» Problem description
Work through the data below and give the number of lines holding "Rental", nothing more.

Data records for software interfaces:

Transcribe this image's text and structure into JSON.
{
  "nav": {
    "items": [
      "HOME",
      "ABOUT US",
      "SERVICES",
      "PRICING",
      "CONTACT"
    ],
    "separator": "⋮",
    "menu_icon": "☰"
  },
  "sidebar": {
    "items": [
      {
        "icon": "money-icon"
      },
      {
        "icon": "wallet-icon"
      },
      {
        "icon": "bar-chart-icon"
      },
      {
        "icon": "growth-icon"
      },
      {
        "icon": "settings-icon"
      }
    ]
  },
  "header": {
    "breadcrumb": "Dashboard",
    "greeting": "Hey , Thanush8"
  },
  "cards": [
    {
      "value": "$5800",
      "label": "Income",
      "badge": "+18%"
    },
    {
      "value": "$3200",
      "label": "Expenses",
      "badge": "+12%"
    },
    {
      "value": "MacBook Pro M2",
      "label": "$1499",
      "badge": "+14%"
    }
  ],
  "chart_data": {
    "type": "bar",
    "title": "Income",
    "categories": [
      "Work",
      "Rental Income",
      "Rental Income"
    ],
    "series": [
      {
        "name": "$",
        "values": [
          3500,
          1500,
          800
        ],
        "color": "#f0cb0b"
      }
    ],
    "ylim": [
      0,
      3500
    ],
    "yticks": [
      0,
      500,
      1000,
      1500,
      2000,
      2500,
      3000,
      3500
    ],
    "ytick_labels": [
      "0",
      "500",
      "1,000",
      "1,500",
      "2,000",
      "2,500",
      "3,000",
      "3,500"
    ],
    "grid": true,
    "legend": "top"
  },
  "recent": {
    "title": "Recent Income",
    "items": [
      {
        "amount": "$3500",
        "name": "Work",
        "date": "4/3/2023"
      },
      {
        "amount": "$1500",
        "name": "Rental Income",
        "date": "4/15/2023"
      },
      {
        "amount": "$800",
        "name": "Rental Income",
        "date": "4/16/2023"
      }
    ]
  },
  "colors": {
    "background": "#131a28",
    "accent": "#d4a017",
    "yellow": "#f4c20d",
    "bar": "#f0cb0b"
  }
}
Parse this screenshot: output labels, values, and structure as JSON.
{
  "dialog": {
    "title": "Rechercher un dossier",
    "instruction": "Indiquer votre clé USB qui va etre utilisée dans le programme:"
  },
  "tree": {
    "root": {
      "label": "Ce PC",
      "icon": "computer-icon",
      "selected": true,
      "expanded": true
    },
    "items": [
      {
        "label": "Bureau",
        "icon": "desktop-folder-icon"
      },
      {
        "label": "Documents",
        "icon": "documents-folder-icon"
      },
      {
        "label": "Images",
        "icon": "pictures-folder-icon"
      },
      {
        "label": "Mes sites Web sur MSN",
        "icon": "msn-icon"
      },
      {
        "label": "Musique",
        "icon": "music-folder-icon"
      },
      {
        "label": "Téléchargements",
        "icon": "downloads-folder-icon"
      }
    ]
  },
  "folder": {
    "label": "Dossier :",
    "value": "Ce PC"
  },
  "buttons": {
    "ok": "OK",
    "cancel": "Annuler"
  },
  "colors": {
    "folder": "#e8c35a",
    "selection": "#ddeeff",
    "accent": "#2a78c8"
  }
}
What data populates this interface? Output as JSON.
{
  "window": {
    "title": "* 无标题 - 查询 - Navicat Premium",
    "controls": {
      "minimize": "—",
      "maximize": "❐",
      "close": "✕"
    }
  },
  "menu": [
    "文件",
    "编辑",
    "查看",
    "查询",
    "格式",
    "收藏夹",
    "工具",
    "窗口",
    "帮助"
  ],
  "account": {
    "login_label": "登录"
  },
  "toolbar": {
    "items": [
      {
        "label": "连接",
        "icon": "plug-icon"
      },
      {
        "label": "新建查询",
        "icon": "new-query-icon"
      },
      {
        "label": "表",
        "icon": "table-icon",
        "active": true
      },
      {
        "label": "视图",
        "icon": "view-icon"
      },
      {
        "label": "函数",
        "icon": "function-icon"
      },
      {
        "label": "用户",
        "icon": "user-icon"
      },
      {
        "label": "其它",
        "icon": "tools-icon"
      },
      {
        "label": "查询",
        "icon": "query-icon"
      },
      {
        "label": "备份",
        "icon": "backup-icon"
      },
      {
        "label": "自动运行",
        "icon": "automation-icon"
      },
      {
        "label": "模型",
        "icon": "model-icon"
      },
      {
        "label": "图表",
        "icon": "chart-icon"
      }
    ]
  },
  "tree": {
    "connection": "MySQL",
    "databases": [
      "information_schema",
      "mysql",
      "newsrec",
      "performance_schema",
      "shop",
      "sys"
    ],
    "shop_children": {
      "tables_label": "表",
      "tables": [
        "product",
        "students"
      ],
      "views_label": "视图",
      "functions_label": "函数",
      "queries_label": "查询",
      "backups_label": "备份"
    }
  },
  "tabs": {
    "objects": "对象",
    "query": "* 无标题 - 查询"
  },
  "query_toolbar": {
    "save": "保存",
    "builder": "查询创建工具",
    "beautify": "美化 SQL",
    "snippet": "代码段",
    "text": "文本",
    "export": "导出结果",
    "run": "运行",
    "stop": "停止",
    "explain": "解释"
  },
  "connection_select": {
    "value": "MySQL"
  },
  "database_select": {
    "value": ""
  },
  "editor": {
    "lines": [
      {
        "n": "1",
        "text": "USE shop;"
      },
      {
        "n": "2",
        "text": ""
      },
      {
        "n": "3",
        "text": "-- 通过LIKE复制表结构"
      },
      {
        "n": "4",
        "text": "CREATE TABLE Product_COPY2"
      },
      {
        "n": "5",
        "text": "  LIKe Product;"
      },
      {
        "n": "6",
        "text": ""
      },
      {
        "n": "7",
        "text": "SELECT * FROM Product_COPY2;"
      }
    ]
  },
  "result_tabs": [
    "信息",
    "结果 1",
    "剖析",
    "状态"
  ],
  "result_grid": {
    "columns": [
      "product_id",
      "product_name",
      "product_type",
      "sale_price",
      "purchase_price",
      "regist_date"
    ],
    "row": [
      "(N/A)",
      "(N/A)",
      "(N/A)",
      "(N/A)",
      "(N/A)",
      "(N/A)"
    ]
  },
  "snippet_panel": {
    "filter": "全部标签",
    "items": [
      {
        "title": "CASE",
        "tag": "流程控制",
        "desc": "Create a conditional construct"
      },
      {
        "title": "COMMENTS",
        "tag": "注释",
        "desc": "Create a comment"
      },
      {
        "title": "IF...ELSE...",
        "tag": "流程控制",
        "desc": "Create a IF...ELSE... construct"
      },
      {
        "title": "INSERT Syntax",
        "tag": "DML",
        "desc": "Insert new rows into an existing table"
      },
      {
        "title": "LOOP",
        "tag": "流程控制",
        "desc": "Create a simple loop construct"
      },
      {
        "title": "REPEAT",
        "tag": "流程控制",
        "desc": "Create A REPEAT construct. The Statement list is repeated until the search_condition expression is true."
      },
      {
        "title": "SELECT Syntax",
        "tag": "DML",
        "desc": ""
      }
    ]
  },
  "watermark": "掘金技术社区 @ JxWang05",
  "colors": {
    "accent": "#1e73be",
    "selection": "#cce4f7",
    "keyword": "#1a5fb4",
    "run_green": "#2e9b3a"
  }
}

» Finished task
4